Problem statement
Could you copy out all of the entries exactly?

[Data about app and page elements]

=== Begin Enclosure ===

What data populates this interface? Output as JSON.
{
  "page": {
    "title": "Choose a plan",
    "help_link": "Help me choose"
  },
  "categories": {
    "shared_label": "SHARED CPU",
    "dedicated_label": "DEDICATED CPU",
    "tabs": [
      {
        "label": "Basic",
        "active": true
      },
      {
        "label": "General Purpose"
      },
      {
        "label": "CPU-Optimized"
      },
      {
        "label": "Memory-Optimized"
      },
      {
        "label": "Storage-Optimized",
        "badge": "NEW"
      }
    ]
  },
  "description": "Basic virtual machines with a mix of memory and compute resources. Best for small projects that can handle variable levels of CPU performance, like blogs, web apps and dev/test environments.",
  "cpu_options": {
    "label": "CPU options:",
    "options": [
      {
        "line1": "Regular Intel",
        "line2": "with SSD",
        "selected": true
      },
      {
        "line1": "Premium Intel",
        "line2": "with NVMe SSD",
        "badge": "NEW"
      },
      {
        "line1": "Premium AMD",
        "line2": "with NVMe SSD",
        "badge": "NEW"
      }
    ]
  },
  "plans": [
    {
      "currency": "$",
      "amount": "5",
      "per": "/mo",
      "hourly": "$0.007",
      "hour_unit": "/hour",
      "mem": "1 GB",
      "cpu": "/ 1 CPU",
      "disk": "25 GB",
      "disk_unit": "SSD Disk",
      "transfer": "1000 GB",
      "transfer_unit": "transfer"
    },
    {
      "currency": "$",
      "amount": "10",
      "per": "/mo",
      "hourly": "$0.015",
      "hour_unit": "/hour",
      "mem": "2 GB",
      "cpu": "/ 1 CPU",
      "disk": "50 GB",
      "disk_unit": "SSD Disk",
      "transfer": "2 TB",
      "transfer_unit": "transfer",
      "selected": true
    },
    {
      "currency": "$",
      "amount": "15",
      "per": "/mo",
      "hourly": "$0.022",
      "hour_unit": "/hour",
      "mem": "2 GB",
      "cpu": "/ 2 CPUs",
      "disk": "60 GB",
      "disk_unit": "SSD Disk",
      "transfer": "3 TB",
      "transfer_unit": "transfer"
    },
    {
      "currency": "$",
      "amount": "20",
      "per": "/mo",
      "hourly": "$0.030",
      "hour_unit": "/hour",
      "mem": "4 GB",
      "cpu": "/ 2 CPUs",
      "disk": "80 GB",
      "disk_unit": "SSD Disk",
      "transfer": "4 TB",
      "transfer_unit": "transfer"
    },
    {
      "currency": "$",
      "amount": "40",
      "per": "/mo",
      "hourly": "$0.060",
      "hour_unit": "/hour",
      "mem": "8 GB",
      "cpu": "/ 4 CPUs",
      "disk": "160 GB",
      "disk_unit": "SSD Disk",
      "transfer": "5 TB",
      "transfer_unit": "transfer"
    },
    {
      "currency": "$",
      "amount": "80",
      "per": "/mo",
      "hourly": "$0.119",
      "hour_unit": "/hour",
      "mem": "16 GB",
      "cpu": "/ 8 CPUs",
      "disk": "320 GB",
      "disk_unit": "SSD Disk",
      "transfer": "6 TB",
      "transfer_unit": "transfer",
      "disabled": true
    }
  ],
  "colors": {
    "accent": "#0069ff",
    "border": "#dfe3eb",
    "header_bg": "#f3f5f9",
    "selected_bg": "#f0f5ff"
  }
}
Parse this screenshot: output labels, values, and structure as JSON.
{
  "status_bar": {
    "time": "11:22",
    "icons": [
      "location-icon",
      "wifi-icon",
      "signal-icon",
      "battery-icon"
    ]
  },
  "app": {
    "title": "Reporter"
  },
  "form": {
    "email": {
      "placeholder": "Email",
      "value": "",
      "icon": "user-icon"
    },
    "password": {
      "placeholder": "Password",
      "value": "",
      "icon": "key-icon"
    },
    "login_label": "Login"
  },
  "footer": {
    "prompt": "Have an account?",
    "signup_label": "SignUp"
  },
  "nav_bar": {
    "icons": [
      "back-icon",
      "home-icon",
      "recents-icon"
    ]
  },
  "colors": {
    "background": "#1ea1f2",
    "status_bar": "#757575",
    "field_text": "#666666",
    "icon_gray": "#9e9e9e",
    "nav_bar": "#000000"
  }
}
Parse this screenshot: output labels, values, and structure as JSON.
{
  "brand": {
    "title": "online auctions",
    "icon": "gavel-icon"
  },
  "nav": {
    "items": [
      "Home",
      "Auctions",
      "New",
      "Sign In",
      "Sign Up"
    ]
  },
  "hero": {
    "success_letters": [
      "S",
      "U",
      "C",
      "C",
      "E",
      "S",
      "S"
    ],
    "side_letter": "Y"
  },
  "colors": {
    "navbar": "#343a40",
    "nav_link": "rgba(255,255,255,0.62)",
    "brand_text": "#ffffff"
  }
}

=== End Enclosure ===

Result of the exercise
What data populates this interface? Output as JSON.
{
  "page": {
    "title": "Choose a plan",
    "help_link": "Help me choose"
  },
  "categories": {
    "shared_label": "SHARED CPU",
    "dedicated_label": "DEDICATED CPU",
    "tabs": [
      {
        "label": "Basic",
        "active": true
      },
      {
        "label": "General Purpose"
      },
      {
        "label": "CPU-Optimized"
      },
      {
        "label": "Memory-Optimized"
      },
      {
        "label": "Storage-Optimized",
        "badge": "NEW"
      }
    ]
  },
  "description": "Basic virtual machines with a mix of memory and compute resources. Best for small projects that can handle variable levels of CPU performance, like blogs, web apps and dev/test environments.",
  "cpu_options": {
    "label": "CPU options:",
    "options": [
      {
        "line1": "Regular Intel",
        "line2": "with SSD",
        "selected": true
      },
      {
        "line1": "Premium Intel",
        "line2": "with NVMe SSD",
        "badge": "NEW"
      },
      {
        "line1": "Premium AMD",
        "line2": "with NVMe SSD",
        "badge": "NEW"
      }
    ]
  },
  "plans": [
    {
      "currency": "$",
      "amount": "5",
      "per": "/mo",
      "hourly": "$0.007",
      "hour_unit": "/hour",
      "mem": "1 GB",
      "cpu": "/ 1 CPU",
      "disk": "25 GB",
      "disk_unit": "SSD Disk",
      "transfer": "1000 GB",
      "transfer_unit": "transfer"
    },
    {
      "currency": "$",
      "amount": "10",
      "per": "/mo",
      "hourly": "$0.015",
      "hour_unit": "/hour",
      "mem": "2 GB",
      "cpu": "/ 1 CPU",
      "disk": "50 GB",
      "disk_unit": "SSD Disk",
      "transfer": "2 TB",
      "transfer_unit": "transfer",
      "selected": true
    },
    {
      "currency": "$",
      "amount": "15",
      "per": "/mo",
      "hourly": "$0.022",
      "hour_unit": "/hour",
      "mem": "2 GB",
      "cpu": "/ 2 CPUs",
      "disk": "60 GB",
      "disk_unit": "SSD Disk",
      "transfer": "3 TB",
      "transfer_unit": "transfer"
    },
    {
      "currency": "$",
      "amount": "20",
      "per": "/mo",
      "hourly": "$0.030",
      "hour_unit": "/hour",
      "mem": "4 GB",
      "cpu": "/ 2 CPUs",
      "disk": "80 GB",
      "disk_unit": "SSD Disk",
      "transfer": "4 TB",
      "transfer_unit": "transfer"
    },
    {
      "currency": "$",
      "amount": "40",
      "per": "/mo",
      "hourly": "$0.060",
      "hour_unit": "/hour",
      "mem": "8 GB",
      "cpu": "/ 4 CPUs",
      "disk": "160 GB",
      "disk_unit": "SSD Disk",
      "transfer": "5 TB",
      "transfer_unit": "transfer"
    },
    {
      "currency": "$",
      "amount": "80",
      "per": "/mo",
      "hourly": "$0.119",
      "hour_unit": "/hour",
      "mem": "16 GB",
      "cpu": "/ 8 CPUs",
      "disk": "320 GB",
      "disk_unit": "SSD Disk",
      "transfer": "6 TB",
      "transfer_unit": "transfer",
      "disabled": true
    }
  ],
  "colors": {
    "accent": "#0069ff",
    "border": "#dfe3eb",
    "header_bg": "#f3f5f9",
    "selected_bg": "#f0f5ff"
  }
}
Parse this screenshot: output labels, values, and structure as JSON.
{
  "status_bar": {
    "time": "11:22",
    "icons": [
      "location-icon",
      "wifi-icon",
      "signal-icon",
      "battery-icon"
    ]
  },
  "app": {
    "title": "Reporter"
  },
  "form": {
    "email": {
      "placeholder": "Email",
      "value": "",
      "icon": "user-icon"
    },
    "password": {
      "placeholder": "Password",
      "value": "",
      "icon": "key-icon"
    },
    "login_label": "Login"
  },
  "footer": {
    "prompt": "Have an account?",
    "signup_label": "SignUp"
  },
  "nav_bar": {
    "icons": [
      "back-icon",
      "home-icon",
      "recents-icon"
    ]
  },
  "colors": {
    "background": "#1ea1f2",
    "status_bar": "#757575",
    "field_text": "#666666",
    "icon_gray": "#9e9e9e",
    "nav_bar": "#000000"
  }
}
Parse this screenshot: output labels, values, and structure as JSON.
{
  "brand": {
    "title": "online auctions",
    "icon": "gavel-icon"
  },
  "nav": {
    "items": [
      "Home",
      "Auctions",
      "New",
      "Sign In",
      "Sign Up"
    ]
  },
  "hero": {
    "success_letters": [
      "S",
      "U",
      "C",
      "C",
      "E",
      "S",
      "S"
    ],
    "side_letter": "Y"
  },
  "colors": {
    "navbar": "#343a40",
    "nav_link": "rgba(255,255,255,0.62)",
    "brand_text": "#ffffff"
  }
}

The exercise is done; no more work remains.